For more news on food safety and traceability, please see our new Special Section.

Twitter, Yelp could rival Sherlock in detecting outbreaksMany social media users share photos and comments when they have a great meal, but food safety researchers are reviewing practical applications of Twitter, Yelp and Facebook to help identify, track and issue warnings about foodborne illness outbreaks.

Foodservice operators in the Windy City are probably already aware of such an effort by the Chicago Department of Health.

The department is using an app dubbed “FoodborneChicago” to scan Twitter for key words related to foodborne illnesses, according to the department’s website.

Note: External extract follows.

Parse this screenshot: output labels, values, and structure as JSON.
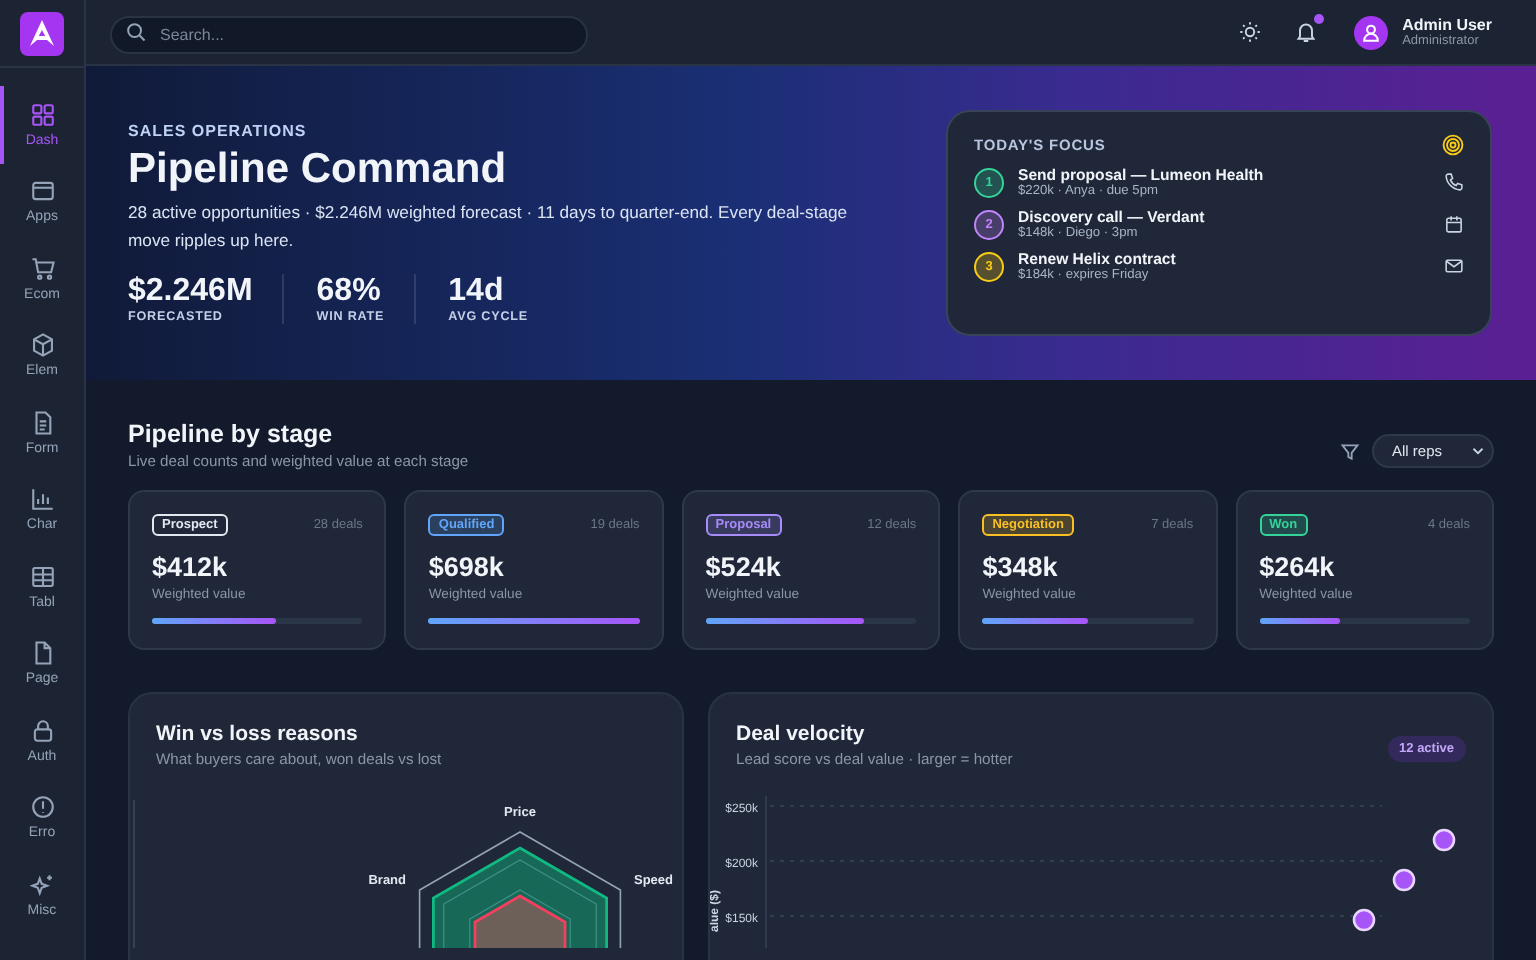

When the app finds a tweet describing a foodborne illness incident, it generates a response from a health agency worker recommending that the person file an online report and providing a link.

The app launched in March 2013. It has catalogued more than 3,000 tweets since then, resulting in 193 reports.

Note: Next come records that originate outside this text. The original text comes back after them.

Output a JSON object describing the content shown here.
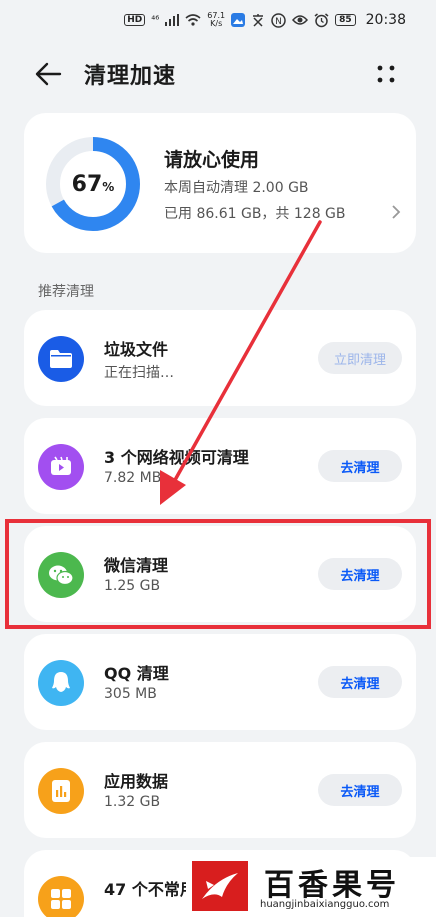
{
  "status_bar": {
    "hd": "HD",
    "signal": "⁴⁶",
    "speed_value": "67.1",
    "speed_unit": "K/s",
    "nfc": "N",
    "battery": "85",
    "time": "20:38"
  },
  "header": {
    "title": "清理加速"
  },
  "storage": {
    "percent": 67,
    "percent_text": "67",
    "percent_unit": "%",
    "title": "请放心使用",
    "auto_clean": "本周自动清理 2.00 GB",
    "used": "已用 86.61 GB，共 128 GB"
  },
  "section_label": "推荐清理",
  "items": [
    {
      "name": "垃圾文件",
      "sub": "正在扫描…",
      "button": "立即清理",
      "icon": "folder-icon",
      "color": "#1a5ce6"
    },
    {
      "name": "3 个网络视频可清理",
      "sub": "7.82 MB",
      "button": "去清理",
      "icon": "video-icon",
      "color": "#a24ff0"
    },
    {
      "name": "微信清理",
      "sub": "1.25 GB",
      "button": "去清理",
      "icon": "wechat-icon",
      "color": "#4cb84e"
    },
    {
      "name": "QQ 清理",
      "sub": "305 MB",
      "button": "去清理",
      "icon": "qq-icon",
      "color": "#3fb5f2"
    },
    {
      "name": "应用数据",
      "sub": "1.32 GB",
      "button": "去清理",
      "icon": "app-data-icon",
      "color": "#f7a11a"
    },
    {
      "name": "47 个不常用",
      "sub": "",
      "button": "",
      "icon": "apps-grid-icon",
      "color": "#f7a11a"
    }
  ],
  "watermark": {
    "name": "百香果号",
    "url": "huangjinbaixiangguo.com"
  },
  "colors": {
    "accent": "#0a59f7",
    "ring": "#2f86f0",
    "ring_track": "#e9edf2",
    "highlight": "#e8303a",
    "arrow": "#e8303a"
  }
}
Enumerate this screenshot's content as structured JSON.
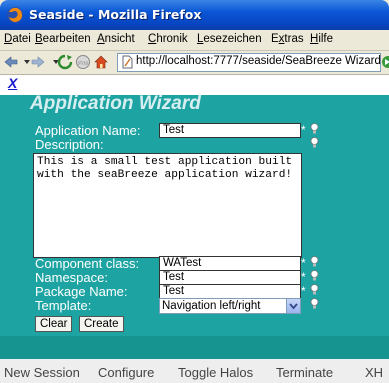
{
  "window": {
    "title": "Seaside - Mozilla Firefox"
  },
  "menu": {
    "items": [
      {
        "prefix": "",
        "underlined": "D",
        "rest": "atei"
      },
      {
        "prefix": "",
        "underlined": "B",
        "rest": "earbeiten"
      },
      {
        "prefix": "",
        "underlined": "A",
        "rest": "nsicht"
      },
      {
        "prefix": "",
        "underlined": "C",
        "rest": "hronik"
      },
      {
        "prefix": "",
        "underlined": "L",
        "rest": "esezeichen"
      },
      {
        "prefix": "E",
        "underlined": "x",
        "rest": "tras"
      },
      {
        "prefix": "",
        "underlined": "H",
        "rest": "ilfe"
      }
    ]
  },
  "nav": {
    "url": "http://localhost:7777/seaside/SeaBreeze Wizard",
    "icons": [
      "back-arrow-icon",
      "forward-arrow-icon",
      "reload-icon",
      "stop-icon",
      "home-icon",
      "page-icon",
      "go-icon"
    ]
  },
  "wizard": {
    "close_link": "X",
    "title": "Application Wizard",
    "app_name_label": "Application Name:",
    "app_name_value": "Test",
    "description_label": "Description:",
    "description_value": "This is a small test application built\nwith the seaBreeze application wizard!",
    "component_class_label": "Component class:",
    "component_class_value": "WATest",
    "namespace_label": "Namespace:",
    "namespace_value": "Test",
    "package_label": "Package Name:",
    "package_value": "Test",
    "template_label": "Template:",
    "template_value": "Navigation left/right",
    "required_marker": "*",
    "clear_label": "Clear",
    "create_label": "Create"
  },
  "bottom_links": [
    "New Session",
    "Configure",
    "Toggle Halos",
    "Terminate",
    "XH"
  ],
  "colors": {
    "content_bg": "#1ea3a3",
    "title_bar": "#0a56d5",
    "link": "#1a1acc"
  }
}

When the Centers for Disease Control and Prevention reviewed the Chicago app it found those 193 reports resulted in 133 restaurants being inspected. Twenty-one were closed and 33 were ordered to resolve health violations.

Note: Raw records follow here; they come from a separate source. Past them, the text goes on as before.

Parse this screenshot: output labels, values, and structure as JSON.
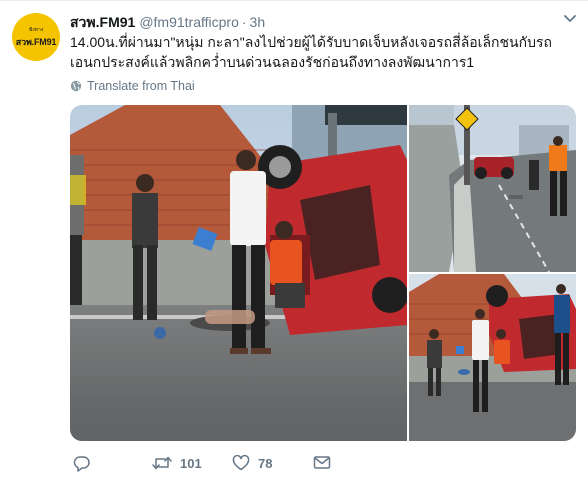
{
  "tweet": {
    "avatar": {
      "top_text": "ฟังทาง",
      "main_text": "สวพ.FM91"
    },
    "display_name": "สวพ.FM91",
    "handle": "@fm91trafficpro",
    "separator": "·",
    "time": "3h",
    "text_lines": [
      "14.00น.ที่ผ่านมา\"หนุ่ม กะลา\"ลงไปช่วยผู้ได้รับบาดเจ็บหลังเจอรถสี่ล้อเล็กชนกับรถ",
      "เอนกประสงค์แล้วพลิกคว่ำบนด่วนฉลองรัชก่อนถึงทางลงพัฒนาการ1"
    ],
    "translate_label": "Translate from Thai",
    "actions": {
      "reply_count": "",
      "retweet_count": "101",
      "like_count": "78"
    },
    "icons": [
      "chevron-down-icon",
      "globe-icon",
      "reply-icon",
      "retweet-icon",
      "like-icon",
      "direct-message-icon"
    ],
    "colors": {
      "secondary_text": "#657786",
      "primary_text": "#14171a",
      "avatar_bg": "#f5c400"
    }
  }
}
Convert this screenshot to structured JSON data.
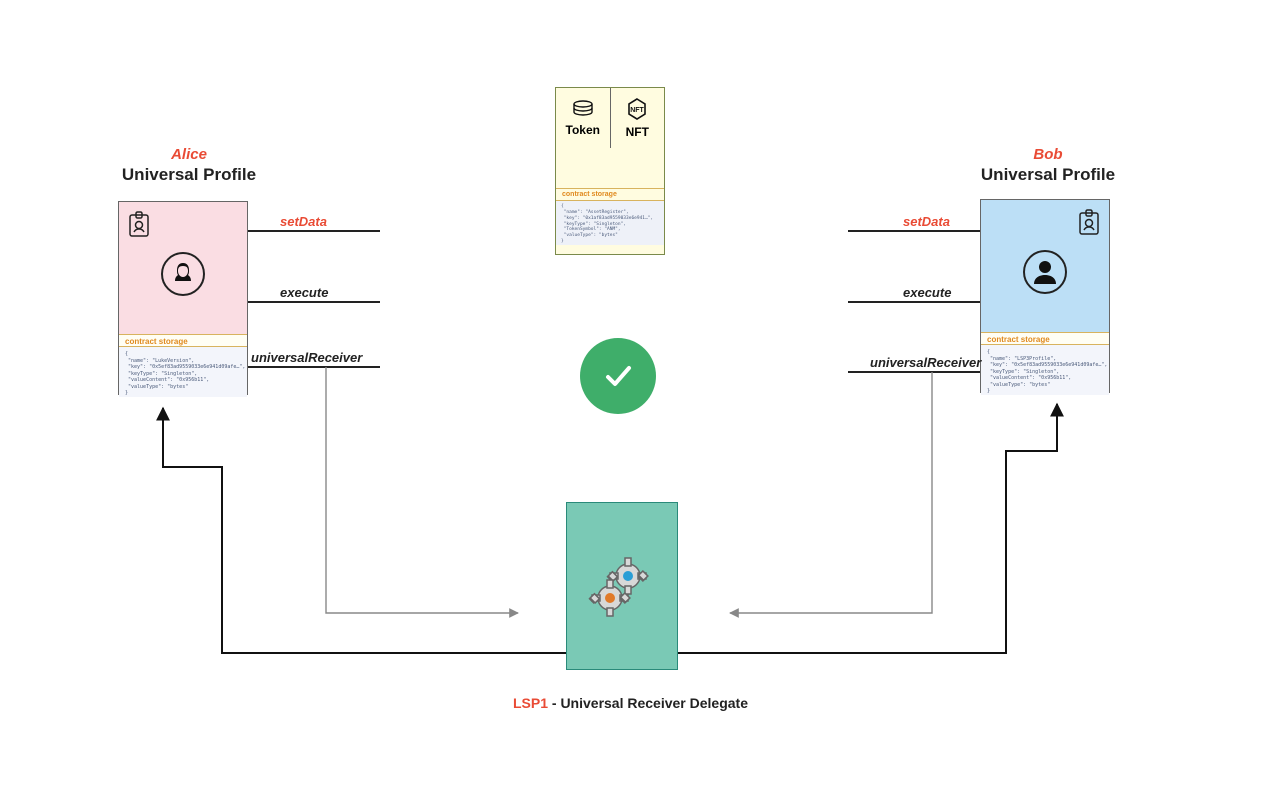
{
  "alice": {
    "name": "Alice",
    "subtitle": "Universal Profile",
    "storage_label": "contract storage",
    "storage_text": "{\n \"name\": \"LukeVersion\",\n \"key\": \"0x5ef83ad9559033e6e941d09afe…\",\n \"keyType\": \"Singleton\",\n \"valueContent\": \"0x956b11\",\n \"valueType\": \"bytes\"\n}",
    "functions": {
      "setData": "setData",
      "execute": "execute",
      "universalReceiver": "universalReceiver"
    }
  },
  "bob": {
    "name": "Bob",
    "subtitle": "Universal Profile",
    "storage_label": "contract storage",
    "storage_text": "{\n \"name\": \"LSP3Profile\",\n \"key\": \"0x5ef83ad9559033e6e941d09afe…\",\n \"keyType\": \"Singleton\",\n \"valueContent\": \"0x956b11\",\n \"valueType\": \"bytes\"\n}",
    "functions": {
      "setData": "setData",
      "execute": "execute",
      "universalReceiver": "universalReceiver"
    }
  },
  "token_card": {
    "token_label": "Token",
    "nft_label": "NFT",
    "storage_label": "contract storage",
    "storage_text": "{\n \"name\": \"AssetRegister\",\n \"key\": \"0x1af83ad9559033e6e941…\",\n \"keyType\": \"Singleton\",\n \"TokenSymbol\": \"ANM\",\n \"valueType\": \"bytes\"\n}"
  },
  "caption": {
    "lsp": "LSP1",
    "rest": " - Universal Receiver Delegate"
  },
  "icons": {
    "alice_avatar": "female-avatar",
    "bob_avatar": "male-avatar",
    "id_badge": "id-badge-icon",
    "coins": "coins-icon",
    "nft_hex": "nft-hex-icon",
    "check": "check-icon",
    "gears": "gears-icon"
  },
  "colors": {
    "red": "#e94b35",
    "green": "#3fae6a",
    "teal": "#7ac9b5",
    "alice_bg": "#fadde3",
    "bob_bg": "#bcdff6"
  }
}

The researcher, Jenine Harris of Washington University in St. Louis, reported health officials in Boston and New York City are considering similar Twitter taps.

Numbers add up

In September, researchers at Virginia Polytechnic Institute published results in the journal "Prevention Medicine" that showed a strong correlation between negative customer reviews on the website Yelp and foodborne illness outbreaks tracked by the CDC.

The study included more than 5,800 reviews of restaurants posted from 2005 through 2012.

Results showed that social media reviews could complement traditional outbreak surveillance methods by providing rapid information on suspected foodborne illnesses, the implicated foods and the restaurants involved, according to the research report.

The Virginia researchers looked at five categories of food and the rates at which Yelp reviewers reported an illness compared to the rates of CDC’s reported illness information and found very similar results:

  • Vegetables implicated in 22% of illnesses reported on Yelp, 25% from CDC;
  • Fruits and nuts implicated in 7% on Yelp, 7% from CDC;
  • Meat and poultry implicated in 32% on Yelp, 33% from CDC;
  • Dairy and eggs implicated in 23% on Yelp, 23% from CDC; and
  • Seafood implicated in 16% percent on Yelp, 12% from CDC.

Elaine Nsoesie, co-author of the study and postdoctoral research fellow at Boston Children’s Hospital and Harvard University, wrote that consumer reviews or tweets about illnesses could be an additional tool to help public health authorities detect outbreaks earlier.